Why Entrepreneurs should not Put All Eggs in One Basket

money management
Do not put all eggs in one basket
Entrepreneurs are well-known as risk-takers. Some of them are going all out while some others walk their journey based on calculated-risk. Considering the volatility of the business world today, here is why entrepreneurs should pursue the calculated-risk path.

“Do or die” situation often brings out huge success because I believe people will generally exceed expectations when they are faced in a difficult situation (of course, some would crumble and flee from challenges…)

Aggressive risk-takers pursue “high risk, high gain” business opportunities, with a hope of striking a gold vein and being showered in riches. Some made it, but unfortunately, many fall deep into financial troubles – that almost always includes personal finances.

Why? Because aggressive risk-takers are going all out, including sacrificing their personal finances – in short, they put everything at stake. That is not really entrepreneurship – that’s more like gambling with “winners take all” principle.

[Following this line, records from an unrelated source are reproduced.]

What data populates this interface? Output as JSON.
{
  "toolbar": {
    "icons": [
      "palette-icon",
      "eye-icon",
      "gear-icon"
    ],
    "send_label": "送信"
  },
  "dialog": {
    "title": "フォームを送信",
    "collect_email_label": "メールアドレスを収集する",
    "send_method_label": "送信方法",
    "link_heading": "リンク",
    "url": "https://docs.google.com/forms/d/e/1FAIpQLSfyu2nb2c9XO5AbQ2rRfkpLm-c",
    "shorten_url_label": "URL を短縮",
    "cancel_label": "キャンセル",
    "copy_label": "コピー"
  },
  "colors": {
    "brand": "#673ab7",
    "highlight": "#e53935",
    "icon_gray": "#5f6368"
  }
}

In my opinion, when you are single responsible to nobody but yourself, you could take the all-out approach. However, if you have a family to support and/or are the primary bread winner of your family, going all-out is probably the biggest business mistake of all.

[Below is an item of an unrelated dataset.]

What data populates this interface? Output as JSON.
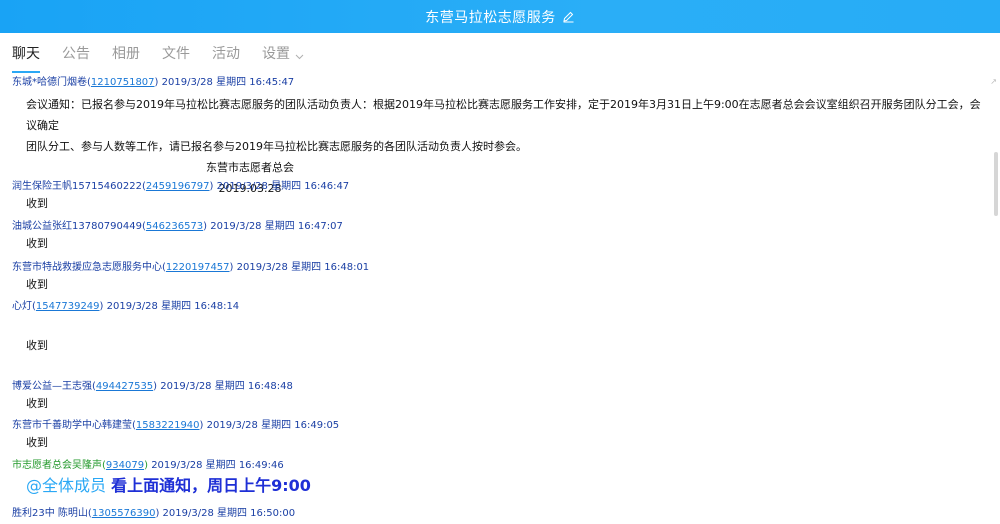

A story of a friend

I have a friend who works in a family business. His father, still running the small business, is a great risk taker. He has won big in the past, but he has also lose a couple of deals, including getting scammed by a partner in a half-million dollars deal – something that cause his family to go through deep financial problems.

Still recovering from the loss, my friend and his father are working on a deal worth that much. The catch: My friend – who also runs his own business – has to support his parents because all of his parents’ money is staked on the deal.

That is not a success story – yet – as the deal is in progress.

But here’s a think to ponder: What if the deal went off? This is not about seeing a glass half empty; this is about securing your personal finance while taking on business opportunities – because sometimes, you need to choose between pursuing a high-risk-high-gain business opportunities or ensuring your family welfare.

What I recommend

Maybe I am not a gutsy entrepreneur like my friend and his father, but I like my entrepreneurial journey to progress in a well-planned manner, especially financial-wise. I allocate my eggs into many “baskets” that include retained earnings to grow my business, investing (mainly in precious metals,) personal savings account, and some others. And yes, I don’t do stocks. By having multiple baskets, I spread risks to minimise damages when things go wrong.

Sure, surprises will happen on regular basis – that’s how entrepreneurship works, but I follow Rich Dad Poor Dad’s Robert Kiyosaki’s advice to manage my risk. I believe that taking steps not knowing what will happen as the consequences is risky.

I’m not an expert, so take this as a friendly suggestion, rather than a professional advice… I want every business decision I make to have a cushion or a safety net – just in case what I work on fails. I need to reassure that when I fail, I will be able to move on immediately, as I expect to fail a lot in order to achieve success (failure is my friend!)

I don’t know your financial situation right now, but I suggest you to strategise your plans with your hard-earned money. I don’t think going all-out is a good idea – it’s better to use other people’s money (bank loans, investor’s money, etc.) instead of staking ever penny you have in your business.

So – how about you? Are you a risk-taker who are willing to stake everything to achieve big success or a risk-taker who works on achieving your goal via strong risk management?

Ivan Widjaya
Managing risks